**PROBLEM STATEMENT**
Return, from the data below, each line that contains the word "School".

**LISTED RECORDS**
────

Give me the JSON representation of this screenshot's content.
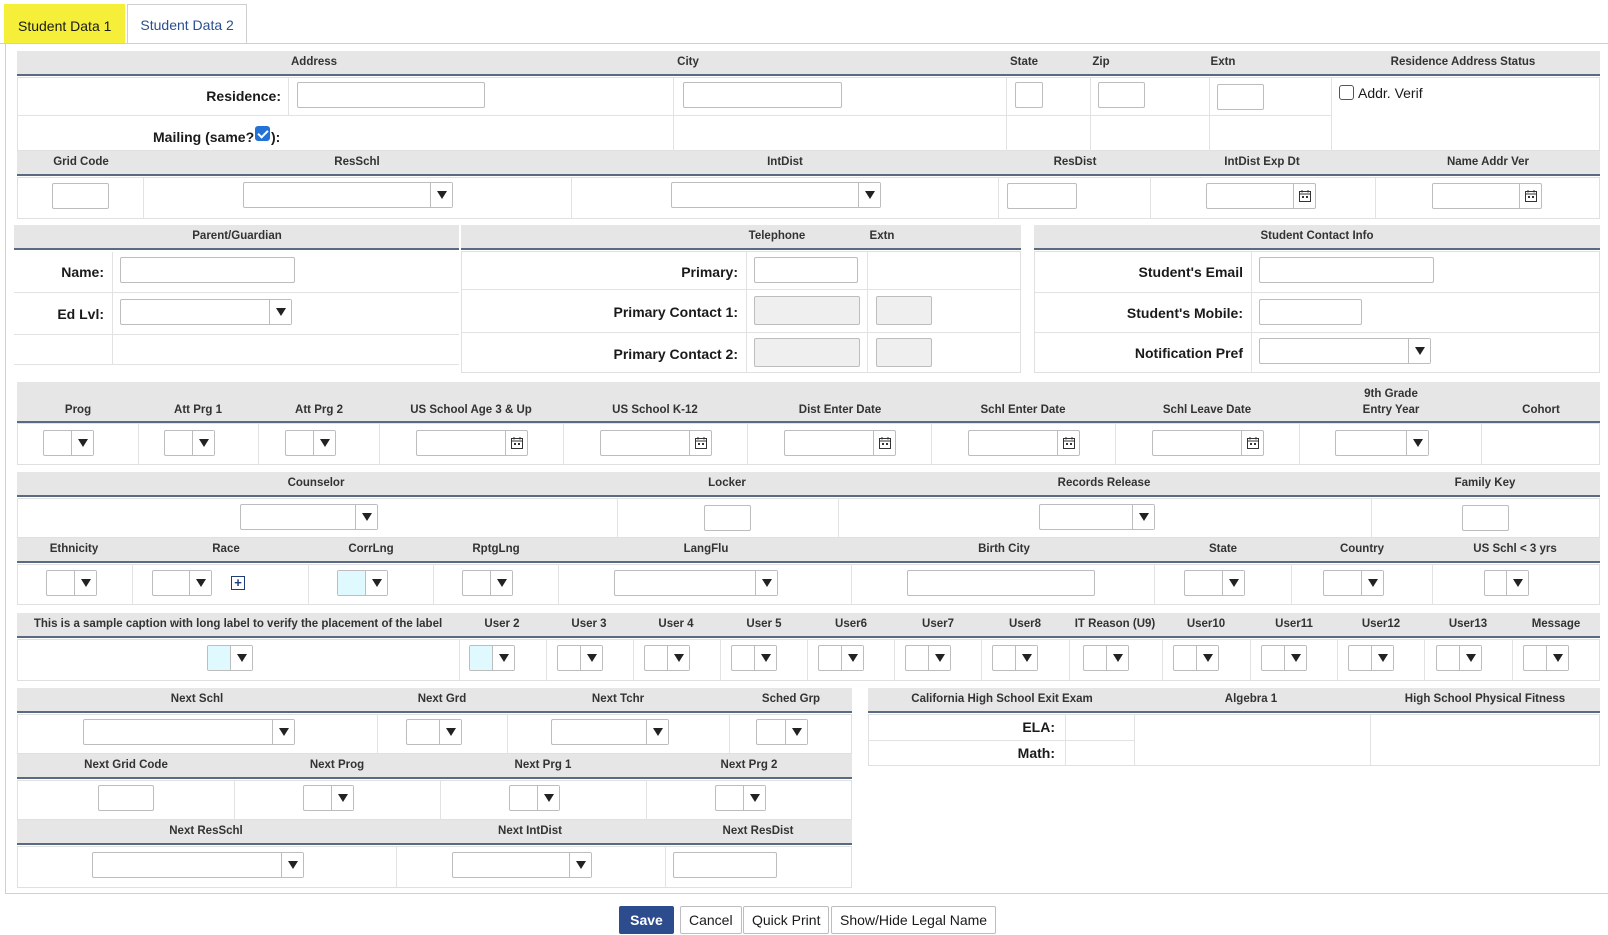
{
  "tabs": [
    "Student Data 1",
    "Student Data 2"
  ],
  "address": {
    "headers": {
      "address": "Address",
      "city": "City",
      "state": "State",
      "zip": "Zip",
      "extn": "Extn",
      "status": "Residence Address Status"
    },
    "residence_label": "Residence:",
    "mailing_label_a": "Mailing (same?",
    "mailing_label_b": "):",
    "addr_verif": "Addr. Verif",
    "row2_headers": {
      "grid_code": "Grid Code",
      "resschl": "ResSchl",
      "intdist": "IntDist",
      "resdist": "ResDist",
      "intdist_exp": "IntDist Exp Dt",
      "name_addr_ver": "Name Addr Ver"
    }
  },
  "parent": {
    "header": "Parent/Guardian",
    "name_label": "Name:",
    "edlvl_label": "Ed Lvl:"
  },
  "telephone": {
    "header": "Telephone",
    "extn": "Extn",
    "primary": "Primary:",
    "contact1": "Primary Contact 1:",
    "contact2": "Primary Contact 2:"
  },
  "contact": {
    "header": "Student Contact Info",
    "email": "Student's Email",
    "mobile": "Student's Mobile:",
    "notif": "Notification Pref"
  },
  "programs": {
    "prog": "Prog",
    "att1": "Att Prg 1",
    "att2": "Att Prg 2",
    "us3": "US School Age 3 & Up",
    "usk12": "US School K-12",
    "dist_enter": "Dist Enter Date",
    "schl_enter": "Schl Enter Date",
    "schl_leave": "Schl Leave Date",
    "ninth_a": "9th Grade",
    "ninth_b": "Entry Year",
    "cohort": "Cohort"
  },
  "misc": {
    "counselor": "Counselor",
    "locker": "Locker",
    "records": "Records Release",
    "family": "Family Key",
    "ethnicity": "Ethnicity",
    "race": "Race",
    "corrlng": "CorrLng",
    "rptglng": "RptgLng",
    "langflu": "LangFlu",
    "birth_city": "Birth City",
    "state": "State",
    "country": "Country",
    "us_schl": "US Schl < 3 yrs",
    "race_add": "+"
  },
  "users": {
    "caption": "This is a sample caption with long label to verify the placement of the label",
    "labels": [
      "User 2",
      "User 3",
      "User 4",
      "User 5",
      "User6",
      "User7",
      "User8",
      "IT Reason (U9)",
      "User10",
      "User11",
      "User12",
      "User13",
      "Message"
    ]
  },
  "next": {
    "next_schl": "Next Schl",
    "next_grd": "Next Grd",
    "next_tchr": "Next Tchr",
    "sched_grp": "Sched Grp",
    "next_grid": "Next Grid Code",
    "next_prog": "Next Prog",
    "next_prg1": "Next Prg 1",
    "next_prg2": "Next Prg 2",
    "next_resschl": "Next ResSchl",
    "next_intdist": "Next IntDist",
    "next_resdist": "Next ResDist"
  },
  "exams": {
    "cahsee": "California High School Exit Exam",
    "algebra": "Algebra 1",
    "fitness": "High School Physical Fitness",
    "ela": "ELA:",
    "math": "Math:"
  },
  "buttons": {
    "save": "Save",
    "cancel": "Cancel",
    "quick_print": "Quick Print",
    "legal_name": "Show/Hide Legal Name"
  },
  "colors": {
    "tab_active": "#f5ef3a",
    "primary_button": "#2c4c8e",
    "header_band": "#e6e6e6",
    "checkbox_on": "#2472d6",
    "cyan_field": "#e0f9ff"
  }
}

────

**ANSWER FOR THE TASK**
    "us3": "US School Age 3 & Up",
    "usk12": "US School K-12",
    "cahsee": "California High School Exit Exam",
    "fitness": "High School Physical Fitness",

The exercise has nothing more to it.